# DIRECTIONS
Output a character-exact copy of the data, images removed.

# Data records for software interfaces

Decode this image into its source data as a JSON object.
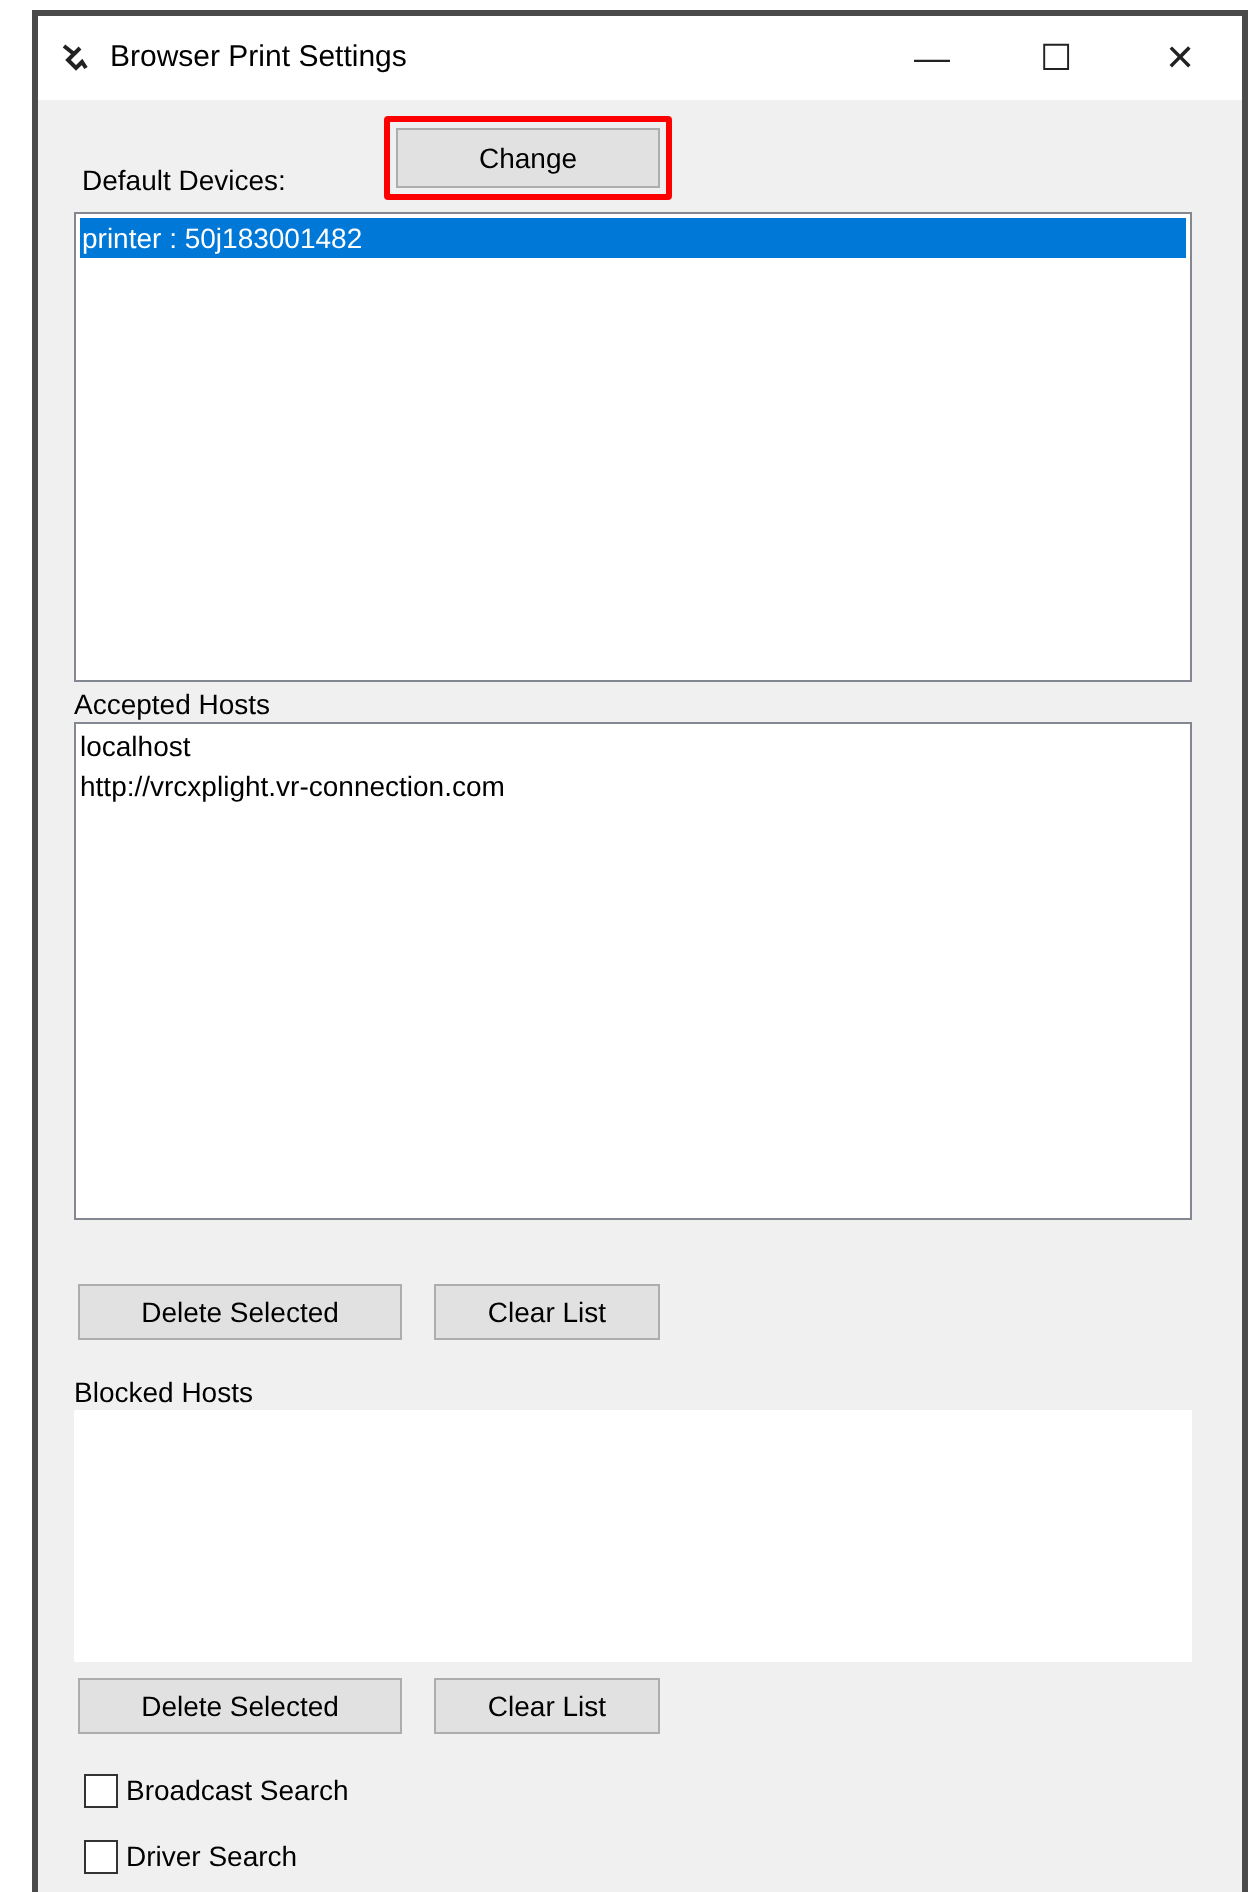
{
  "window": {
    "title": "Browser Print Settings",
    "controls": [
      "—",
      "☐",
      "✕"
    ]
  },
  "default_devices": {
    "label": "Default Devices:",
    "change_button": {
      "label": "Change",
      "highlighted": true
    },
    "items": [
      {
        "text": "printer : 50j183001482",
        "selected": true
      }
    ]
  },
  "accepted_hosts": {
    "label": "Accepted Hosts",
    "items": [
      {
        "text": "localhost",
        "selected": false
      },
      {
        "text": "http://vrcxplight.vr-connection.com",
        "selected": false
      }
    ],
    "buttons": [
      "Delete Selected",
      "Clear List"
    ]
  },
  "blocked_hosts": {
    "label": "Blocked Hosts",
    "buttons": [
      "Delete Selected",
      "Clear List"
    ]
  },
  "options": [
    {
      "label": "Broadcast Search",
      "checked": false
    },
    {
      "label": "Driver Search",
      "checked": false
    }
  ]
}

# SOLVED EXERCISE
Decode this image into its source data as a JSON object.
{
  "window": {
    "title": "Browser Print Settings",
    "controls": [
      "—",
      "☐",
      "✕"
    ]
  },
  "default_devices": {
    "label": "Default Devices:",
    "change_button": {
      "label": "Change",
      "highlighted": true
    },
    "items": [
      {
        "text": "printer : 50j183001482",
        "selected": true
      }
    ]
  },
  "accepted_hosts": {
    "label": "Accepted Hosts",
    "items": [
      {
        "text": "localhost",
        "selected": false
      },
      {
        "text": "http://vrcxplight.vr-connection.com",
        "selected": false
      }
    ],
    "buttons": [
      "Delete Selected",
      "Clear List"
    ]
  },
  "blocked_hosts": {
    "label": "Blocked Hosts",
    "buttons": [
      "Delete Selected",
      "Clear List"
    ]
  },
  "options": [
    {
      "label": "Broadcast Search",
      "checked": false
    },
    {
      "label": "Driver Search",
      "checked": false
    }
  ]
}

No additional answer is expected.